Work instruction =
Report each line of the data that has "screenshot" somewhere in it.

Data under study =
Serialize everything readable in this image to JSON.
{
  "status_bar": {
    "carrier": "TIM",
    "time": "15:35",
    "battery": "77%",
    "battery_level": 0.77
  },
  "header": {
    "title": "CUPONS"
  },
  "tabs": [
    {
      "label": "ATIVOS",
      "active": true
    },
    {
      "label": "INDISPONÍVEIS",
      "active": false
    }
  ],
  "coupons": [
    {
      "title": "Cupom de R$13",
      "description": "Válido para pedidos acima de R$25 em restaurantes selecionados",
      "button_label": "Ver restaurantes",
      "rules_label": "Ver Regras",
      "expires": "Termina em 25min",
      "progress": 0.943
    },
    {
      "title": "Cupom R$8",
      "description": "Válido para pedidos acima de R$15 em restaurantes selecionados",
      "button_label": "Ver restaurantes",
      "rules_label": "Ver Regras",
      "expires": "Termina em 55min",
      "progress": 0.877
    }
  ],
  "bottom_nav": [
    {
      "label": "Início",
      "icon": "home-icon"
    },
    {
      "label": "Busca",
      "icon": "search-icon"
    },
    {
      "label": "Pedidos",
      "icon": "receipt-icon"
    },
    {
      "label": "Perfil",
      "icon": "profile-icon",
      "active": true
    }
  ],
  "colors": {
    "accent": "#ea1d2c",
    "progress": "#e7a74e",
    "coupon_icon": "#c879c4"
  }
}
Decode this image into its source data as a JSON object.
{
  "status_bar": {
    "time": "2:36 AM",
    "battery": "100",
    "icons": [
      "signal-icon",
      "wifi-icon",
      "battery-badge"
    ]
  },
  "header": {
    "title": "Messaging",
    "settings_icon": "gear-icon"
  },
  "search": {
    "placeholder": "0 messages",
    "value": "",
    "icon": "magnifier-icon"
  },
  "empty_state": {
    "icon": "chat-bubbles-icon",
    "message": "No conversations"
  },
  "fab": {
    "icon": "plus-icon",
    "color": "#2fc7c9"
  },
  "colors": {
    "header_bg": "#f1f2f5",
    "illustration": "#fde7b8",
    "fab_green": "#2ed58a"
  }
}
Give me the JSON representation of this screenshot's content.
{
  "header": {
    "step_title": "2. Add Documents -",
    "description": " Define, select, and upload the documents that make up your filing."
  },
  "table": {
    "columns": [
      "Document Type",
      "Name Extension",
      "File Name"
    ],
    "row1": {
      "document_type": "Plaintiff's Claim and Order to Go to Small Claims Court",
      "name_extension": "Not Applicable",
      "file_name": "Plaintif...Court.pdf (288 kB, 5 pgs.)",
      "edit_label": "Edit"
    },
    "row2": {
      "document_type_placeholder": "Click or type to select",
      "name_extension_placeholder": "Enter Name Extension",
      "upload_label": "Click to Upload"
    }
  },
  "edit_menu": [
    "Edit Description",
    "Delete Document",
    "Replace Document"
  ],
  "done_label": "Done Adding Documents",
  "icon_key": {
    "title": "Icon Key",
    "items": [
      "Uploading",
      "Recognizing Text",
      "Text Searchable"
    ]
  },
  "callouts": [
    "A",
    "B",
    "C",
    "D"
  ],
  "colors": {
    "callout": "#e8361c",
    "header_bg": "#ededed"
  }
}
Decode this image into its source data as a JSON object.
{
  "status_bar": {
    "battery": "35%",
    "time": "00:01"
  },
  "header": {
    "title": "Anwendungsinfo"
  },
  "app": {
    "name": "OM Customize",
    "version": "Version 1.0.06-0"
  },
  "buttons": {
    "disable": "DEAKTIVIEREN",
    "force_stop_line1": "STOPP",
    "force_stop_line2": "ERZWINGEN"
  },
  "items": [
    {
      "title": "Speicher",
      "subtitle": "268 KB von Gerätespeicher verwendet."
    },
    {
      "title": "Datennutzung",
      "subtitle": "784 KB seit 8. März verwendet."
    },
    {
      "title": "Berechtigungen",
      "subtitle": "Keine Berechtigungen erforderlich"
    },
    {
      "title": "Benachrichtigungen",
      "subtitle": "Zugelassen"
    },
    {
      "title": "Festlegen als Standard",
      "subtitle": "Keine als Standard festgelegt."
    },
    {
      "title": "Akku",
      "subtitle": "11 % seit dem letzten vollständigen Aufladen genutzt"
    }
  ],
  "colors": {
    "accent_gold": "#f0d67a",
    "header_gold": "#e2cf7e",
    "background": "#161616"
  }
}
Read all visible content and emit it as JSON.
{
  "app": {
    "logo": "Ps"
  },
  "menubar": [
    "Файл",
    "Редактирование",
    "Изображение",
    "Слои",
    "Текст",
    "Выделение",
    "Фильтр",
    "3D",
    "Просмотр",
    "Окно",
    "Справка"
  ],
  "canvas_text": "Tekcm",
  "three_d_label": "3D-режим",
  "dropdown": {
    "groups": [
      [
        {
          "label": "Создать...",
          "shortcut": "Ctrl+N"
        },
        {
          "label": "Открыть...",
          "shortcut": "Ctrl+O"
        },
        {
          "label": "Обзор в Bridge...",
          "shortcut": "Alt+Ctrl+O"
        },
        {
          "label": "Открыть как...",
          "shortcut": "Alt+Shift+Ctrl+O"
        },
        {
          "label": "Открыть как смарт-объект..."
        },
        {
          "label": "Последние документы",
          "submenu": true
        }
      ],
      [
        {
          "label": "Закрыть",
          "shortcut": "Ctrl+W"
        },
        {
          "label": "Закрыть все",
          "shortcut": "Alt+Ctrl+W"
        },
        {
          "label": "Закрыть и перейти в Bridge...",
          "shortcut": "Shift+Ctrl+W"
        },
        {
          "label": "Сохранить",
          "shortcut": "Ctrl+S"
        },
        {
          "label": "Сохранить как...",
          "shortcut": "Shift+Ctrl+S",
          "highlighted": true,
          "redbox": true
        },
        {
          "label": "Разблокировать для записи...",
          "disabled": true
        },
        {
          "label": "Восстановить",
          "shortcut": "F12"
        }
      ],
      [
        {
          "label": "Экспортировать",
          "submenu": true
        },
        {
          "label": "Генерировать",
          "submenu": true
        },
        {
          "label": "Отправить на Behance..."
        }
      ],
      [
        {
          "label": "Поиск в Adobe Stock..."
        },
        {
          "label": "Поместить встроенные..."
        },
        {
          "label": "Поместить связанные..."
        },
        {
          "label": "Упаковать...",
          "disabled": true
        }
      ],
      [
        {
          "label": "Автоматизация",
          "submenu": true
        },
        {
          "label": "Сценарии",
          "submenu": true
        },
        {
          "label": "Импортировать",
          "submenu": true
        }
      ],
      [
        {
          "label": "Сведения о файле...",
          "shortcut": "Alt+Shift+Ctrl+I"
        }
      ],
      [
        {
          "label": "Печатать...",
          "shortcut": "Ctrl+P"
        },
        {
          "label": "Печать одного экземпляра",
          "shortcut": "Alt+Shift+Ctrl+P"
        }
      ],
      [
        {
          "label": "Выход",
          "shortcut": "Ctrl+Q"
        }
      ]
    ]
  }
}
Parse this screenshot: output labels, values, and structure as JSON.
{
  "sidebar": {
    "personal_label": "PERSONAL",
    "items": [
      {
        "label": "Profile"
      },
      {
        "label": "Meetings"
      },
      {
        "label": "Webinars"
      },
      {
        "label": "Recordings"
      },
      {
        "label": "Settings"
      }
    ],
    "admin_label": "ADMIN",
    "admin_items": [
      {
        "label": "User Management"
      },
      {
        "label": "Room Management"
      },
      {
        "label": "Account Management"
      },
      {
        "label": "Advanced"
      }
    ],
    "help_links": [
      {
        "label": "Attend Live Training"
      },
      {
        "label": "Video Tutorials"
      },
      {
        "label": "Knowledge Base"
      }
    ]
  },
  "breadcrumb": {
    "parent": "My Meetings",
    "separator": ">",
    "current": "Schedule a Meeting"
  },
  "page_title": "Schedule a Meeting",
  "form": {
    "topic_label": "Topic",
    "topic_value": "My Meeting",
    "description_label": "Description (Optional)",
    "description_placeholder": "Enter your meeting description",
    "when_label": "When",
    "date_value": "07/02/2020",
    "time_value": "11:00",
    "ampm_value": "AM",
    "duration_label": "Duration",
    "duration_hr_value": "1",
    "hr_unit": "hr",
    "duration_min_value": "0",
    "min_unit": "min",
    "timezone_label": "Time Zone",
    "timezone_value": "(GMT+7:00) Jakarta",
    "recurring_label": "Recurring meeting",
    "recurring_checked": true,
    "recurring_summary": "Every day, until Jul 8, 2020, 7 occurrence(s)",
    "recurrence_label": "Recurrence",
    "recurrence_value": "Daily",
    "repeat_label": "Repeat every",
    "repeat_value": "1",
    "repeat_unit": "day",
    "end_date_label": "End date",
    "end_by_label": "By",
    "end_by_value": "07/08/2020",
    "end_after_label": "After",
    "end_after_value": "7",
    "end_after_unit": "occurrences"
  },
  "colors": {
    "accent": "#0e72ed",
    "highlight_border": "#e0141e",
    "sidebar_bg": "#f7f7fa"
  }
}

Response area =
Give me the JSON representation of this screenshot's content.
Parse this screenshot: output labels, values, and structure as JSON.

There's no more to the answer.